## [WORK TASK]
Lines that contain the string "buyer" are the ones to list; copy all of them from the records.

## [MATERIAL FOR THIS TASK]
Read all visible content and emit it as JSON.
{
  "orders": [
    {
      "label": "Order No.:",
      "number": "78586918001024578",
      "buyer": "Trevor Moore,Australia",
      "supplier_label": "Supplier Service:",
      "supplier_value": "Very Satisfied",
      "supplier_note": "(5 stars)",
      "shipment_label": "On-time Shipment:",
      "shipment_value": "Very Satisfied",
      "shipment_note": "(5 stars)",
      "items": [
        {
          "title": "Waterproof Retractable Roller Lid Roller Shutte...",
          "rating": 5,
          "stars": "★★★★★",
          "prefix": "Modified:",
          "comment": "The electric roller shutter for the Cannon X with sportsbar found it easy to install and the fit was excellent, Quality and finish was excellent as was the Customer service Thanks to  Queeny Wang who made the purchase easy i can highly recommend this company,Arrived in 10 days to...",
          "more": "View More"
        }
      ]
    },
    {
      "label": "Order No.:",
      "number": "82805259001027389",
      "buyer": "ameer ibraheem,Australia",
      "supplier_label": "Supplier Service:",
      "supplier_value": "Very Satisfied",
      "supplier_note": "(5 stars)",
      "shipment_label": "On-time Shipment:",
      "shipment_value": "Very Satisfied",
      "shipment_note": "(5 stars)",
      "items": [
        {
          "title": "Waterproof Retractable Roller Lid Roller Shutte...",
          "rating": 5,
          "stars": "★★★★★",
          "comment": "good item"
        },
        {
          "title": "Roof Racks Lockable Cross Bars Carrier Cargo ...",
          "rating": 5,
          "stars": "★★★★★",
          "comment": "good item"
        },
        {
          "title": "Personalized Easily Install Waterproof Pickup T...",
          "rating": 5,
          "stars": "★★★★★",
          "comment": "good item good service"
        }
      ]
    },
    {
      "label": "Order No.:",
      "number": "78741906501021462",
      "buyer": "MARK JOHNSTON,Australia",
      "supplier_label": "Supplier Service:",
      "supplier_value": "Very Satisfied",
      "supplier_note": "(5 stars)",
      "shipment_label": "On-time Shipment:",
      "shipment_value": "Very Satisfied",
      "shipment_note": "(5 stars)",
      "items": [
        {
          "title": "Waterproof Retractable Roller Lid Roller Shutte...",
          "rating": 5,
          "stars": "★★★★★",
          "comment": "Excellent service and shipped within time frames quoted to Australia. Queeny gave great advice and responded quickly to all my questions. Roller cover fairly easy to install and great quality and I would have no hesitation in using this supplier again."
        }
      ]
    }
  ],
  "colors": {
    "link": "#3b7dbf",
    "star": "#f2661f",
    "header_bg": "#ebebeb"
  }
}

## [EXERCISE RESPONSE]
      "buyer": "Trevor Moore,Australia",
      "buyer": "ameer ibraheem,Australia",
      "buyer": "MARK JOHNSTON,Australia",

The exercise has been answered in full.